START ENTRIES SHOWN

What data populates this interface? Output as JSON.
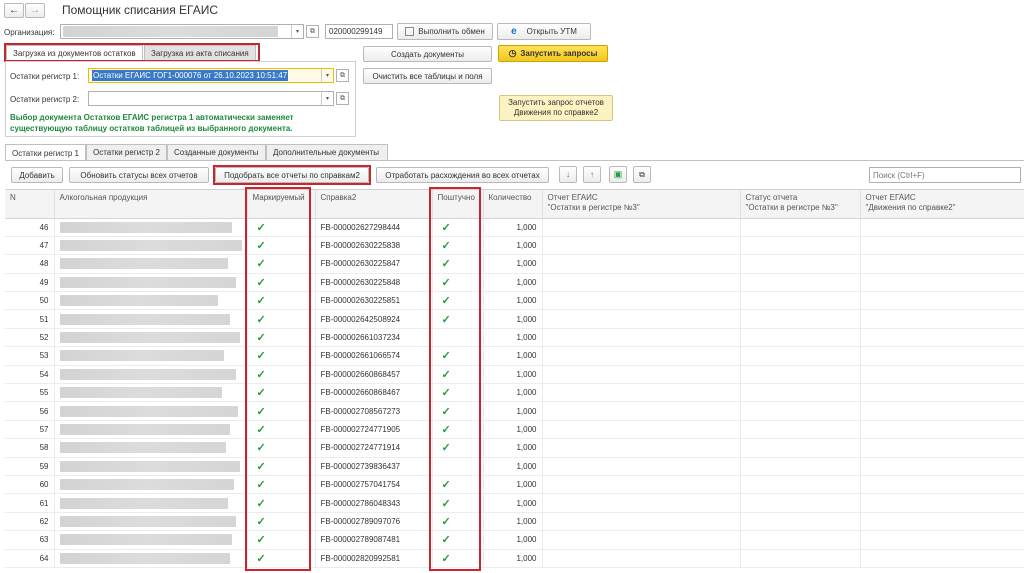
{
  "window": {
    "title": "Помощник списания ЕГАИС",
    "back_icon": "arrow-left-icon",
    "forward_icon": "arrow-right-icon"
  },
  "org": {
    "label": "Организация:",
    "code": "020000299149",
    "exchange_label": "Выполнить обмен",
    "utm_label": "Открыть УТМ"
  },
  "actions": {
    "create_docs": "Создать документы",
    "run_queries": "Запустить запросы",
    "clear": "Очистить все таблицы и поля",
    "run_reports_line1": "Запустить запрос отчетов",
    "run_reports_line2": "Движения по справке2"
  },
  "upper_tabs": [
    "Загрузка из документов остатков",
    "Загрузка из акта списания"
  ],
  "register1": {
    "label": "Остатки регистр 1:",
    "value": "Остатки ЕГАИС ГОГ1-000076 от 26.10.2023 10:51:47"
  },
  "register2": {
    "label": "Остатки регистр 2:",
    "value": ""
  },
  "hint": "Выбор документа Остатков ЕГАИС регистра 1 автоматически заменяет существующую таблицу остатков таблицей из выбранного документа.",
  "lower_tabs": [
    "Остатки регистр 1",
    "Остатки регистр 2",
    "Созданные документы",
    "Дополнительные документы"
  ],
  "toolbar": {
    "add": "Добавить",
    "update_statuses": "Обновить статусы всех отчетов",
    "pick_reports": "Подобрать все отчеты по справкам2",
    "process_diff": "Отработать расхождения во всех отчетах",
    "search_placeholder": "Поиск (Ctrl+F)"
  },
  "columns": {
    "n": "N",
    "product": "Алкогольная продукция",
    "marked": "Маркируемый",
    "ref2": "Справка2",
    "piece": "Поштучно",
    "qty": "Количество",
    "rep1_l1": "Отчет ЕГАИС",
    "rep1_l2": "\"Остатки в регистре №3\"",
    "status_l1": "Статус отчета",
    "status_l2": "\"Остатки в регистре №3\"",
    "rep2_l1": "Отчет ЕГАИС",
    "rep2_l2": "\"Движения по справке2\""
  },
  "check_glyph": "✓",
  "rows": [
    {
      "n": "46",
      "marked": true,
      "ref2": "FB-000002627298444",
      "piece": true,
      "qty": "1,000"
    },
    {
      "n": "47",
      "marked": true,
      "ref2": "FB-000002630225838",
      "piece": true,
      "qty": "1,000"
    },
    {
      "n": "48",
      "marked": true,
      "ref2": "FB-000002630225847",
      "piece": true,
      "qty": "1,000"
    },
    {
      "n": "49",
      "marked": true,
      "ref2": "FB-000002630225848",
      "piece": true,
      "qty": "1,000"
    },
    {
      "n": "50",
      "marked": true,
      "ref2": "FB-000002630225851",
      "piece": true,
      "qty": "1,000"
    },
    {
      "n": "51",
      "marked": true,
      "ref2": "FB-000002642508924",
      "piece": true,
      "qty": "1,000"
    },
    {
      "n": "52",
      "marked": true,
      "ref2": "FB-000002661037234",
      "piece": false,
      "qty": "1,000"
    },
    {
      "n": "53",
      "marked": true,
      "ref2": "FB-000002661066574",
      "piece": true,
      "qty": "1,000"
    },
    {
      "n": "54",
      "marked": true,
      "ref2": "FB-000002660868457",
      "piece": true,
      "qty": "1,000"
    },
    {
      "n": "55",
      "marked": true,
      "ref2": "FB-000002660868467",
      "piece": true,
      "qty": "1,000"
    },
    {
      "n": "56",
      "marked": true,
      "ref2": "FB-000002708567273",
      "piece": true,
      "qty": "1,000"
    },
    {
      "n": "57",
      "marked": true,
      "ref2": "FB-000002724771905",
      "piece": true,
      "qty": "1,000"
    },
    {
      "n": "58",
      "marked": true,
      "ref2": "FB-000002724771914",
      "piece": true,
      "qty": "1,000"
    },
    {
      "n": "59",
      "marked": true,
      "ref2": "FB-000002739836437",
      "piece": false,
      "qty": "1,000"
    },
    {
      "n": "60",
      "marked": true,
      "ref2": "FB-000002757041754",
      "piece": true,
      "qty": "1,000"
    },
    {
      "n": "61",
      "marked": true,
      "ref2": "FB-000002786048343",
      "piece": true,
      "qty": "1,000"
    },
    {
      "n": "62",
      "marked": true,
      "ref2": "FB-000002789097076",
      "piece": true,
      "qty": "1,000"
    },
    {
      "n": "63",
      "marked": true,
      "ref2": "FB-000002789087481",
      "piece": true,
      "qty": "1,000"
    },
    {
      "n": "64",
      "marked": true,
      "ref2": "FB-000002820992581",
      "piece": true,
      "qty": "1,000"
    }
  ]
}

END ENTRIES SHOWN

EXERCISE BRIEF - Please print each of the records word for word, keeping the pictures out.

TASK SOLUTION -
What data populates this interface? Output as JSON.
{
  "window": {
    "title": "Помощник списания ЕГАИС",
    "back_icon": "arrow-left-icon",
    "forward_icon": "arrow-right-icon"
  },
  "org": {
    "label": "Организация:",
    "code": "020000299149",
    "exchange_label": "Выполнить обмен",
    "utm_label": "Открыть УТМ"
  },
  "actions": {
    "create_docs": "Создать документы",
    "run_queries": "Запустить запросы",
    "clear": "Очистить все таблицы и поля",
    "run_reports_line1": "Запустить запрос отчетов",
    "run_reports_line2": "Движения по справке2"
  },
  "upper_tabs": [
    "Загрузка из документов остатков",
    "Загрузка из акта списания"
  ],
  "register1": {
    "label": "Остатки регистр 1:",
    "value": "Остатки ЕГАИС ГОГ1-000076 от 26.10.2023 10:51:47"
  },
  "register2": {
    "label": "Остатки регистр 2:",
    "value": ""
  },
  "hint": "Выбор документа Остатков ЕГАИС регистра 1 автоматически заменяет существующую таблицу остатков таблицей из выбранного документа.",
  "lower_tabs": [
    "Остатки регистр 1",
    "Остатки регистр 2",
    "Созданные документы",
    "Дополнительные документы"
  ],
  "toolbar": {
    "add": "Добавить",
    "update_statuses": "Обновить статусы всех отчетов",
    "pick_reports": "Подобрать все отчеты по справкам2",
    "process_diff": "Отработать расхождения во всех отчетах",
    "search_placeholder": "Поиск (Ctrl+F)"
  },
  "columns": {
    "n": "N",
    "product": "Алкогольная продукция",
    "marked": "Маркируемый",
    "ref2": "Справка2",
    "piece": "Поштучно",
    "qty": "Количество",
    "rep1_l1": "Отчет ЕГАИС",
    "rep1_l2": "\"Остатки в регистре №3\"",
    "status_l1": "Статус отчета",
    "status_l2": "\"Остатки в регистре №3\"",
    "rep2_l1": "Отчет ЕГАИС",
    "rep2_l2": "\"Движения по справке2\""
  },
  "check_glyph": "✓",
  "rows": [
    {
      "n": "46",
      "marked": true,
      "ref2": "FB-000002627298444",
      "piece": true,
      "qty": "1,000"
    },
    {
      "n": "47",
      "marked": true,
      "ref2": "FB-000002630225838",
      "piece": true,
      "qty": "1,000"
    },
    {
      "n": "48",
      "marked": true,
      "ref2": "FB-000002630225847",
      "piece": true,
      "qty": "1,000"
    },
    {
      "n": "49",
      "marked": true,
      "ref2": "FB-000002630225848",
      "piece": true,
      "qty": "1,000"
    },
    {
      "n": "50",
      "marked": true,
      "ref2": "FB-000002630225851",
      "piece": true,
      "qty": "1,000"
    },
    {
      "n": "51",
      "marked": true,
      "ref2": "FB-000002642508924",
      "piece": true,
      "qty": "1,000"
    },
    {
      "n": "52",
      "marked": true,
      "ref2": "FB-000002661037234",
      "piece": false,
      "qty": "1,000"
    },
    {
      "n": "53",
      "marked": true,
      "ref2": "FB-000002661066574",
      "piece": true,
      "qty": "1,000"
    },
    {
      "n": "54",
      "marked": true,
      "ref2": "FB-000002660868457",
      "piece": true,
      "qty": "1,000"
    },
    {
      "n": "55",
      "marked": true,
      "ref2": "FB-000002660868467",
      "piece": true,
      "qty": "1,000"
    },
    {
      "n": "56",
      "marked": true,
      "ref2": "FB-000002708567273",
      "piece": true,
      "qty": "1,000"
    },
    {
      "n": "57",
      "marked": true,
      "ref2": "FB-000002724771905",
      "piece": true,
      "qty": "1,000"
    },
    {
      "n": "58",
      "marked": true,
      "ref2": "FB-000002724771914",
      "piece": true,
      "qty": "1,000"
    },
    {
      "n": "59",
      "marked": true,
      "ref2": "FB-000002739836437",
      "piece": false,
      "qty": "1,000"
    },
    {
      "n": "60",
      "marked": true,
      "ref2": "FB-000002757041754",
      "piece": true,
      "qty": "1,000"
    },
    {
      "n": "61",
      "marked": true,
      "ref2": "FB-000002786048343",
      "piece": true,
      "qty": "1,000"
    },
    {
      "n": "62",
      "marked": true,
      "ref2": "FB-000002789097076",
      "piece": true,
      "qty": "1,000"
    },
    {
      "n": "63",
      "marked": true,
      "ref2": "FB-000002789087481",
      "piece": true,
      "qty": "1,000"
    },
    {
      "n": "64",
      "marked": true,
      "ref2": "FB-000002820992581",
      "piece": true,
      "qty": "1,000"
    }
  ]
}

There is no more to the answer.